Plant Pest Phenology

Plant Pest Phenomena – a Fresh Phenological Perspective

Plant and insect activity rely on moderate temperatures; a temperature of 50 F is the starting point for growth and development.  In the northeast, we generally reach daily temperatures averaging in the 50s sometime in April (or oddly this year, in May)!  Buds swell, plants flower, and insects emerge from their winter diapause.  Hemlock woolly adelgid being the exception; they are active in the winter months.  Spring has arrived and it’s time to plant, enjoy the bursting buds and bloom, and to consider the pesky if not sometime persistent issue of pests in the garden.

Temperatures drive change in plant development – bud swell, bud burst and flowering; these events are plant phenology. Concurrent with plant growth and flowering is insect activity; the two go hand in hand.  Given this, we can use the phenomenon of phenology as a clock to help guide insect management decisions.

The top ten insect pests that we’ll consider here (in this installment) are: Eastern tent caterpillar, Hemlock woolly adelgid, Gypsy moth, Aphids, Cankerworms (inch worms), Birch leafminer, Spotted Lanternfly, Emerald ash borer, Cottony maple scale, and Japanese beetle.
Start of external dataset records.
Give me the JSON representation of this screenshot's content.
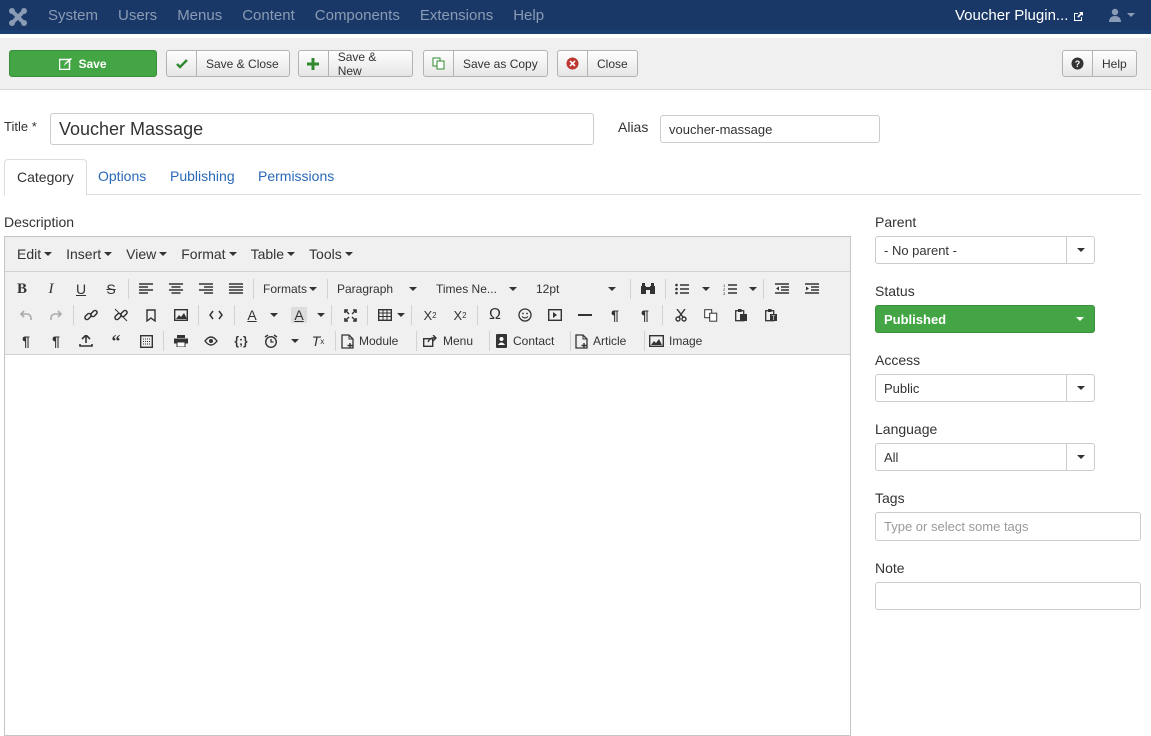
{
  "navbar": {
    "menu": [
      "System",
      "Users",
      "Menus",
      "Content",
      "Components",
      "Extensions",
      "Help"
    ],
    "site_link": "Voucher Plugin..."
  },
  "toolbar": {
    "save": "Save",
    "save_close": "Save & Close",
    "save_new": "Save & New",
    "save_copy": "Save as Copy",
    "close": "Close",
    "help": "Help"
  },
  "form": {
    "title_label": "Title *",
    "title_value": "Voucher Massage",
    "alias_label": "Alias",
    "alias_value": "voucher-massage"
  },
  "tabs": [
    "Category",
    "Options",
    "Publishing",
    "Permissions"
  ],
  "editor": {
    "description_label": "Description",
    "menus": [
      "Edit",
      "Insert",
      "View",
      "Format",
      "Table",
      "Tools"
    ],
    "formats": "Formats",
    "block": "Paragraph",
    "font": "Times Ne...",
    "size": "12pt",
    "buttons": {
      "module": "Module",
      "menu": "Menu",
      "contact": "Contact",
      "article": "Article",
      "image": "Image"
    }
  },
  "sidebar": {
    "parent_label": "Parent",
    "parent_value": "- No parent -",
    "status_label": "Status",
    "status_value": "Published",
    "access_label": "Access",
    "access_value": "Public",
    "language_label": "Language",
    "language_value": "All",
    "tags_label": "Tags",
    "tags_placeholder": "Type or select some tags",
    "note_label": "Note",
    "note_value": ""
  },
  "colors": {
    "navbar": "#1a3867",
    "success": "#43a543",
    "link": "#2a69b8"
  }
}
Scout for Eastern tent caterpillar (look for tents in branch crotches of cherry trees) and Gypsy moth in late March to early April when red maple, forsythia, and PJM Rhododendrons are in full flower.  This is also a good time to treat for Hemlock woolly adelgid which are active in the cool weather months. In early April, when crabapple, Japanese cherry, and serviceberry bloom, look for aphids and inchworm activity.  Aphids often make their presence known by excreting honey dew making surfaces sticky, while Cankerworms (inchworms) damage new leaves by consuming them.  Late April to early May, eastern redbud, common lilac, and Korean viburnum bloom; it’s time to think about treating for Birch leafminer and to scout for Spotted Lanternfly egg hatch.  First instar nymphs of Spotted lanternfly drop from trees onto grasses to feed on tender foliage; this is a good time to consider a “drop zone” treatment.  Some of the trees that Spotted Lanternfly overwinter on include Ailanthus altissima (Tree of Heaven), red maple, black walnut, birch, and sycamore.  In mid to late May, Emerald ash borer begin to emerge.  Look for black locust bloom, as well as mock-orange, black cherry, red horsechestnut, and weigela flowering as indicators to treat to protect ash trees. In mid to late June, first generation of Cottony maple scale and Japanese beetle adult emergence are expected.  The phenological indicators include oakleaf hydrangea, Greenspire linden, northern catalpa, mountain laurel, and common elderberry.  Cottony maple scale makes it presence known by dripping honeydew, whereas Japanese beetle adults go to work on skeletonizing a large number of host species including roses, lindens, grapevines, apple, and cherry.


When considering treatments, whether by foliar spray or by tree injection, always read and follow the label instructions. If you need assistance in determining how best to treat a plant pest problem, email or call us here at Arborjet.  We’ll be very happy to help!